Using landscape photography to bring attention to conservation in Colorado and beyond

By Tatyana Sharpton Sep 18 2019

The Jon Mullen Gallery on the Pearl Street Mall’s east end features large-scale photographs of expansive landscapes and close-up textures, all images telling tales of the natural world.

When he launched the space at 1727 Pearl Street in March, Jon Mullen embarked on a new journey.

Lupine and Afternoon Rainshower: Gunnision National Forest, near Crested Butte

Jon, who has been selling prints for about 15 years, photographs threatened, wild places all over the country for organizations working to protect them, such as the Wilderness Society and Conservation Colorado. He also gives these photos to policy makers — generally elected government officials, such as Congress members and their teams — for them to use in their campaigns.

Often, people writing the bills and initiatives to protect the land never actually see it. It’s much easier to get excited seeing animals and life than lines on a map.

The vision in the gallery is similar: to provide a public venue where the community can connect to the issues that are facing our public lands.

Currently, the gallery is showing photos from within the boundaries of the Colorado Outdoor Recreation and Economy (CORE) Act. These pieces include images from Mount Sneffels, Arapaho National Forest, Thompson Divide, Tenmile Range, Gunnison National Forest, Spraddle Creek and so many more stunning Colorado natural places.

Gallery life

Inside Jon Mullen Gallery.
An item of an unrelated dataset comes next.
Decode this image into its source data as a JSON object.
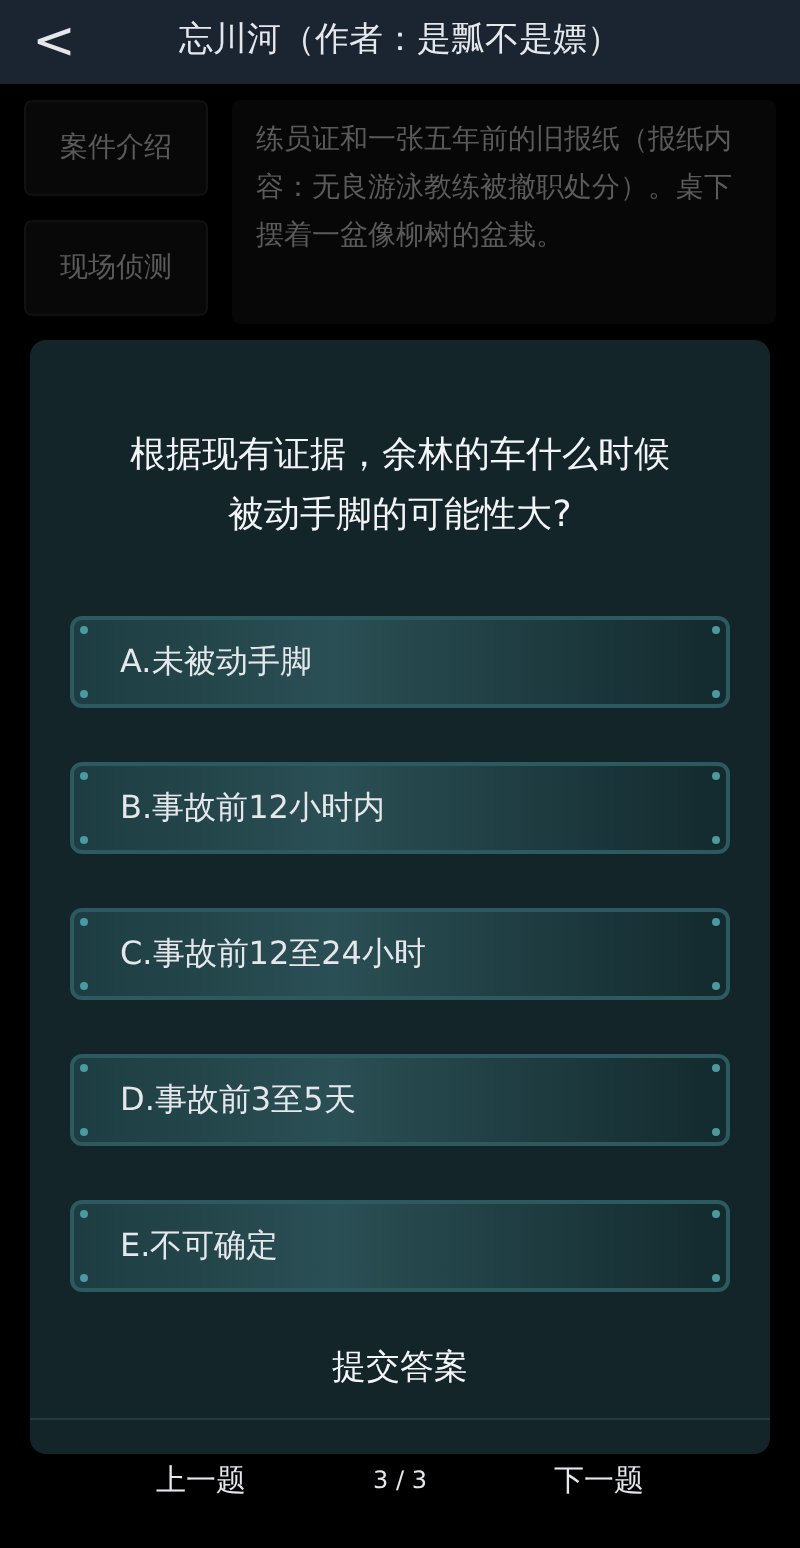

Image: Tatyana Sharpton

“Everyone has a camera in their pocket and brick-and-mortar is dying, so opening a storefront to sell photography is the dumbest thing you can do right now,” Jon says. “And I heard that a lot. But until you actually do it do you know if it’s going to fail?”

Jon, who never thought he’d own a gallery, is an engineer by trade. A love for the outdoors, rock climbing, and backpacking fueled his passion for photography, and shortly after moving to Boulder 20 years ago, he got into conservation work. Up until December, he was still taking on engineering work.

Asked what it was like running a gallery on Pearl Street, Jon laughs, “It’s like getting shot off the end of an aircraft carrier.”

“I had often noticed eyes among the knotty boles of aspen forests. For several years, I scanned every aspen forest I could find for a composition that would let me bring two together. After years of searching, I was lucky enough to then only have to wait a few hours for the perfect light to photograph it.” Source: Jon Mullen

Jon intentionally signed a short-term lease at the current gallery. As he holds no previous background in retail or consumer-facing businesses, he wanted to see what the numbers looked like.

The biggest challenge has been time management. There’s the retail component, manufacturing component, and service component to running his business, and at the moment it’s only him.

Jon and Zuni outside the gallery. Image; Tatyana Sharpton

Jon and his pup Zuni are currently shopping around for another space on Pearl for when his lease is up. Next step is to bring in help and build a team.

Jon in the front room of the gallery. Image: Tatyana Sharpton

Although he offers custom prints at various sizes, Jon often sells the work right off the walls.

“It’s important to not rely on factors outside of your control to grow,” he says. “If someone doesn’t get it, don’t change your work. Keep perfecting it for you.”

Header image: Sea of Sage by Jon Mullen. Proposed Williams Fork Wildlife Conservation Area, Arapaho National Forest.